Linda Godfrey’s blog identifies her as an author and investigator of strange creatures and now in I Know What I Saw: Modern-Day Encounters with Monsters of New Urban Legend and Ancient Lore, her 18th book on such sightings as the Wernersville Dog Woman, Killer Clowns, The Red-Eyed Monster of Rusk County, Wisconsin, The Hillsboro Hairless Thing and the Goat Man of Roswell, New Mexico.
Godfrey, a journalist, never intended to become an expert on urban legends, ghostly tales and creatures half human and half animal or whatever—there are so many different things that she categorizes them in her book with chapter titles like “Haunts of the Werewolf,” “Phantom Quadrupeds,” “Other Nonconformist Canines” and “I Saw Bigfoot.”
It all began in 1991 when Godfrey, a local interest reporter at The Week, a weekly county newspaper in Delavan, Wisconsin, was listening to similar stories told by sober locals about the frequent sightings of what they described as a large wolf walking—and sometimes running on its hind legs, devouring large amounts of road kill on Bray Road.

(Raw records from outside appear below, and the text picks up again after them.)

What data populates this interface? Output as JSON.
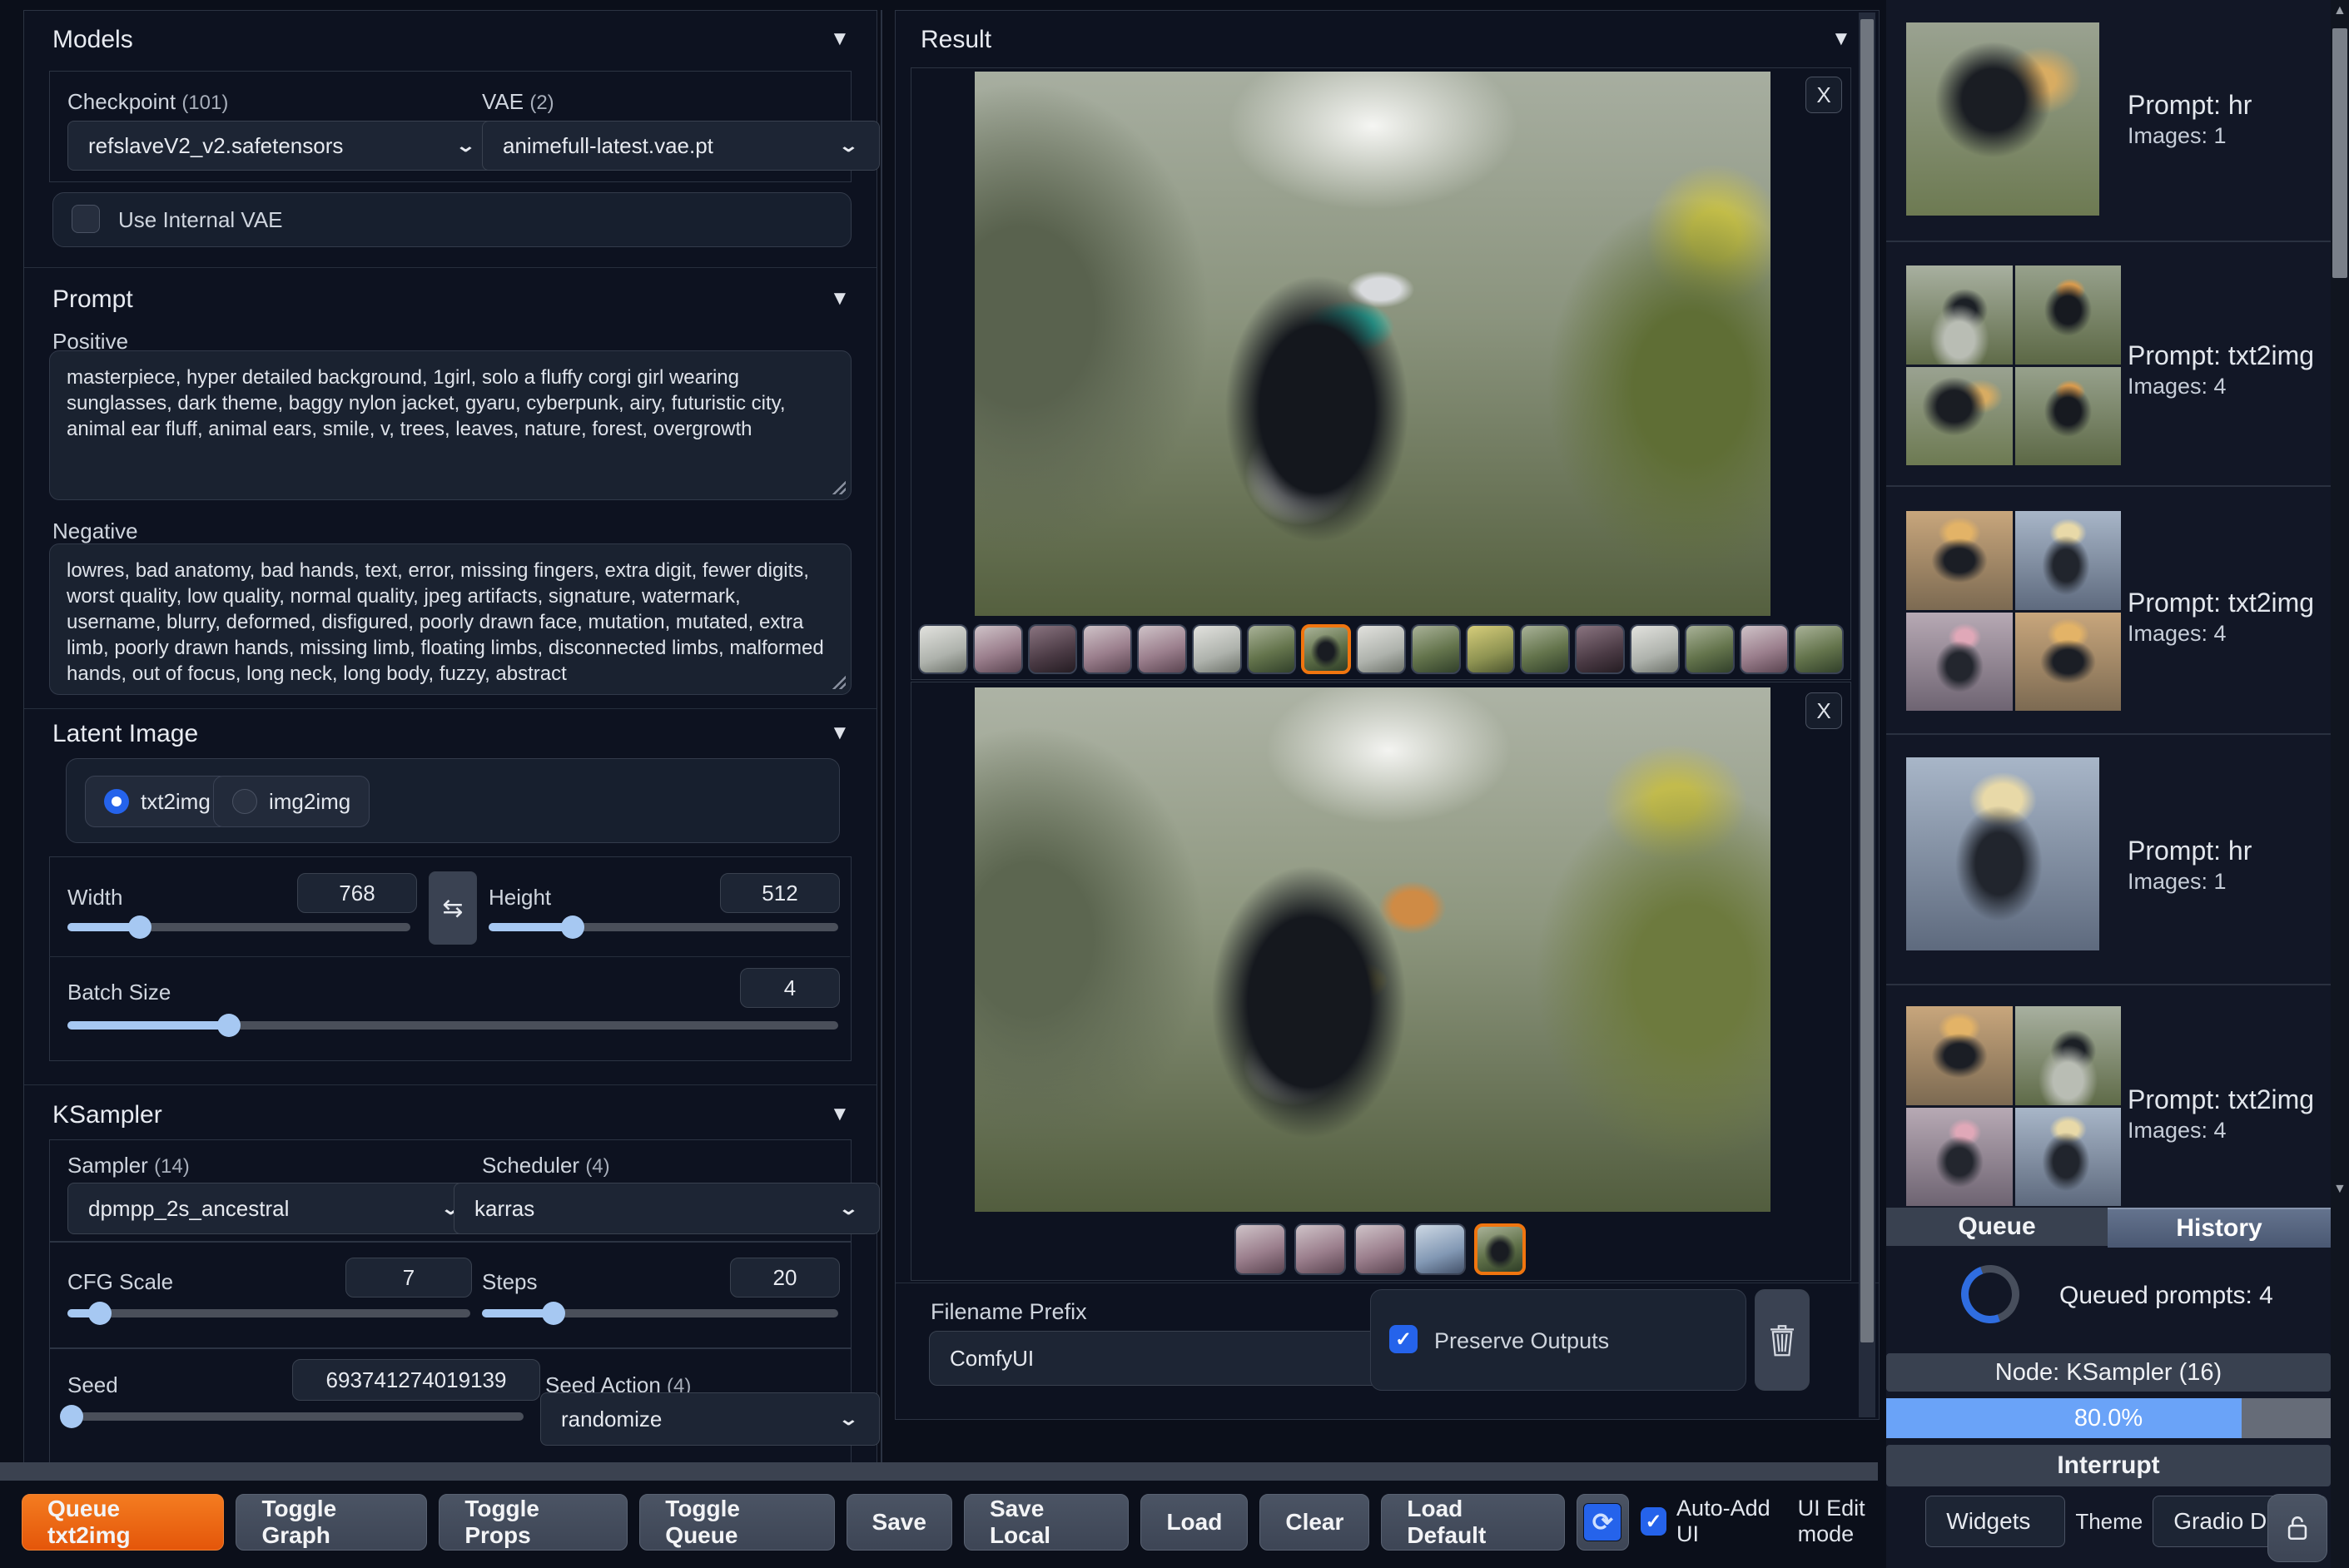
{
  "icons": {
    "collapse": "▼",
    "chevron": "⌄",
    "swap": "⇆",
    "close": "X",
    "check": "✓",
    "refresh": "⟳",
    "scroll_up": "▲",
    "scroll_down": "▼"
  },
  "colors": {
    "accent_orange": "#e8590c",
    "selection_orange": "#f0750f",
    "accent_blue": "#2563eb",
    "slider_blue": "#a6c8f2",
    "progress_blue": "#6aa3f8",
    "background": "#0b0f1a"
  },
  "models": {
    "header": "Models",
    "checkpoint_label": "Checkpoint",
    "checkpoint_count": "(101)",
    "checkpoint_value": "refslaveV2_v2.safetensors",
    "vae_label": "VAE",
    "vae_count": "(2)",
    "vae_value": "animefull-latest.vae.pt",
    "use_internal_vae_label": "Use Internal VAE",
    "use_internal_vae_checked": false
  },
  "prompt": {
    "header": "Prompt",
    "positive_label": "Positive",
    "positive_value": "masterpiece, hyper detailed background, 1girl, solo a fluffy corgi girl wearing sunglasses, dark theme, baggy nylon jacket, gyaru, cyberpunk, airy, futuristic city, animal ear fluff, animal ears, smile, v, trees, leaves, nature, forest, overgrowth",
    "negative_label": "Negative",
    "negative_value": "lowres, bad anatomy, bad hands, text, error, missing fingers, extra digit, fewer digits, worst quality, low quality, normal quality, jpeg artifacts, signature, watermark, username, blurry, deformed, disfigured, poorly drawn face, mutation, mutated, extra limb, poorly drawn hands, missing limb, floating limbs, disconnected limbs, malformed hands, out of focus, long neck, long body, fuzzy, abstract"
  },
  "latent": {
    "header": "Latent Image",
    "mode_txt2img": "txt2img",
    "mode_img2img": "img2img",
    "mode_selected": "txt2img",
    "width_label": "Width",
    "width_value": "768",
    "height_label": "Height",
    "height_value": "512",
    "batch_label": "Batch Size",
    "batch_value": "4"
  },
  "ksampler": {
    "header": "KSampler",
    "sampler_label": "Sampler",
    "sampler_count": "(14)",
    "sampler_value": "dpmpp_2s_ancestral",
    "scheduler_label": "Scheduler",
    "scheduler_count": "(4)",
    "scheduler_value": "karras",
    "cfg_label": "CFG Scale",
    "cfg_value": "7",
    "steps_label": "Steps",
    "steps_value": "20",
    "seed_label": "Seed",
    "seed_value": "693741274019139",
    "seed_action_label": "Seed Action",
    "seed_action_count": "(4)",
    "seed_action_value": "randomize"
  },
  "result": {
    "header": "Result",
    "gallery1_count": 17,
    "gallery1_selected_index": 8,
    "gallery2_count": 5,
    "gallery2_selected_index": 5,
    "filename_prefix_label": "Filename Prefix",
    "filename_prefix_value": "ComfyUI",
    "preserve_outputs_label": "Preserve Outputs",
    "preserve_outputs_checked": true
  },
  "sidebar": {
    "entries": [
      {
        "prompt": "Prompt: hr",
        "images": "Images: 1"
      },
      {
        "prompt": "Prompt: txt2img",
        "images": "Images: 4"
      },
      {
        "prompt": "Prompt: txt2img",
        "images": "Images: 4"
      },
      {
        "prompt": "Prompt: hr",
        "images": "Images: 1"
      },
      {
        "prompt": "Prompt: txt2img",
        "images": "Images: 4"
      }
    ],
    "tabs": {
      "queue": "Queue",
      "history": "History"
    },
    "queue_panel": {
      "queued_text": "Queued prompts: 4",
      "node_text": "Node: KSampler (16)",
      "progress_text": "80.0%",
      "progress_percent": 80,
      "interrupt_label": "Interrupt"
    }
  },
  "toolbar": {
    "queue_button": "Queue txt2img",
    "toggle_graph": "Toggle Graph",
    "toggle_props": "Toggle Props",
    "toggle_queue": "Toggle Queue",
    "save": "Save",
    "save_local": "Save Local",
    "load": "Load",
    "clear": "Clear",
    "load_default": "Load Default",
    "auto_add_ui": "Auto-Add UI",
    "auto_add_ui_checked": true,
    "ui_edit_mode": "UI Edit mode",
    "widgets_value": "Widgets",
    "theme_label": "Theme",
    "theme_value": "Gradio Dark"
  }
}
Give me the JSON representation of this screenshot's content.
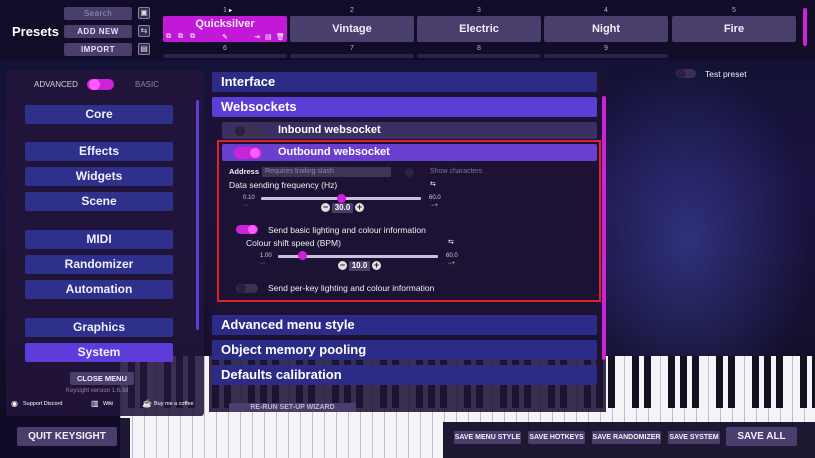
{
  "topbar": {
    "title": "Presets",
    "search_placeholder": "Search",
    "add_new": "ADD NEW",
    "import": "IMPORT",
    "slots": [
      {
        "num": "1",
        "name": "Quicksilver"
      },
      {
        "num": "2",
        "name": "Vintage"
      },
      {
        "num": "3",
        "name": "Electric"
      },
      {
        "num": "4",
        "name": "Night"
      },
      {
        "num": "5",
        "name": "Fire"
      }
    ],
    "slots_row2": [
      "6",
      "7",
      "8",
      "9"
    ]
  },
  "sidebar": {
    "advanced": "ADVANCED",
    "basic": "BASIC",
    "items": [
      "Core",
      "Effects",
      "Widgets",
      "Scene",
      "MIDI",
      "Randomizer",
      "Automation",
      "Graphics",
      "System"
    ],
    "close_menu": "CLOSE MENU",
    "version": "Keysight version 1.6.3d",
    "support_discord": "Support Discord",
    "wiki": "Wiki",
    "coffee": "Buy me a coffee"
  },
  "main": {
    "interface": "Interface",
    "websockets": "Websockets",
    "inbound": "Inbound websocket",
    "outbound": "Outbound websocket",
    "address_label": "Address",
    "address_placeholder": "Requires trailing slash",
    "show_chars": "Show characters",
    "freq_label": "Data sending frequency (Hz)",
    "freq_min": "0.10",
    "freq_max": "60.0",
    "freq_value": "30.0",
    "freq_fraction": 0.5,
    "send_basic": "Send basic lighting and colour information",
    "shift_label": "Colour shift speed (BPM)",
    "shift_min": "1.00",
    "shift_max": "60.0",
    "shift_value": "10.0",
    "shift_fraction": 0.15,
    "send_perkey": "Send per-key lighting and colour information",
    "advanced_menu": "Advanced menu style",
    "object_pool": "Object memory pooling",
    "defaults_cal": "Defaults calibration",
    "rerun": "RE-RUN SET-UP WIZARD"
  },
  "test_preset": "Test preset",
  "bottom": {
    "quit": "QUIT KEYSIGHT",
    "save_menu": "SAVE MENU STYLE",
    "save_hotkeys": "SAVE HOTKEYS",
    "save_randomizer": "SAVE RANDOMIZER",
    "save_system": "SAVE SYSTEM",
    "save_all": "SAVE ALL"
  },
  "colors": {
    "accent": "#cc22d8",
    "nav": "#2f2f8c",
    "nav_selected": "#5e3cd9",
    "highlight_border": "#e0202a"
  }
}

“I was trying to keep an open mind,” says Godfrey, who was seriously skeptical.
But when she kept hearing the same story—or relatively the same story—repeatedly from everyday type of reliable people, she began to reconsider, wondering what they really were seeing. Could it be a wolf that could, like trained dogs, walk up right like humans? Her first book, Beast of Bray Road, Godfrey shared results from her investigation and gained her national attention.
“It’s easier to record encounters than understand them,” says Godfrey who has become more open to believing that there are other-worldly things as well as real. “There’s a good chance that what we call monsters are actually unknown and unidentified natural creatures that have learned to be very elusive. After all, the people who report monsters come from all demographics. They are police officers, businesspeople, teachers, housewives, doctors—they’re from all walks of life. Sometimes they are too traumatized to talk about it or report it.”
Many of Godfrey’s stories reflect her geographic location—she still lives in Wisconsin. But she travels all over the country to follow up on sightings. They not only cross state lines but also timelines—many of the creatures she hears about today have their beginnings in legends hundreds of years ago.
If you have a sighting you’d like to report, she’d like you to email her at email@example.com says Godfrey, noting as a journalist, she’d like both facts as well as the feelings and emotions engendered by encounter.
“Provide as much information as possible including date, time of day, weather, lighting conditions,” she says, citing a long list of what she’d like to know. These include physical characteristics as well as any thoughts or emotions that occurred when a person made a sighting, how they felt afterward, whether they observed the creature leave the scene, any interactions with the creature, whether, after the sighting, the person returned to check for evidence such as footprints or hair and such. And for those who can draw, a sketch would be great. Those reporting sightings should know that Godfrey keeps all the information she gathers confidential unless she has permission to reveal it.
“For those who do go looking for these creatures or who have encounters, Godfrey is both reassuring and cautioning.
“We need to take care,” she says. “As we would of any wild thing.”
What: Reading, Q&A and signing with Linda Godfrey
When: Thursday, July 25 at 7:00 PM
Where: The Book Cellar, 4736-38 N Lincoln Ave Chicago, IL
Fyi: (773) 293-2665; bookcellarinc.com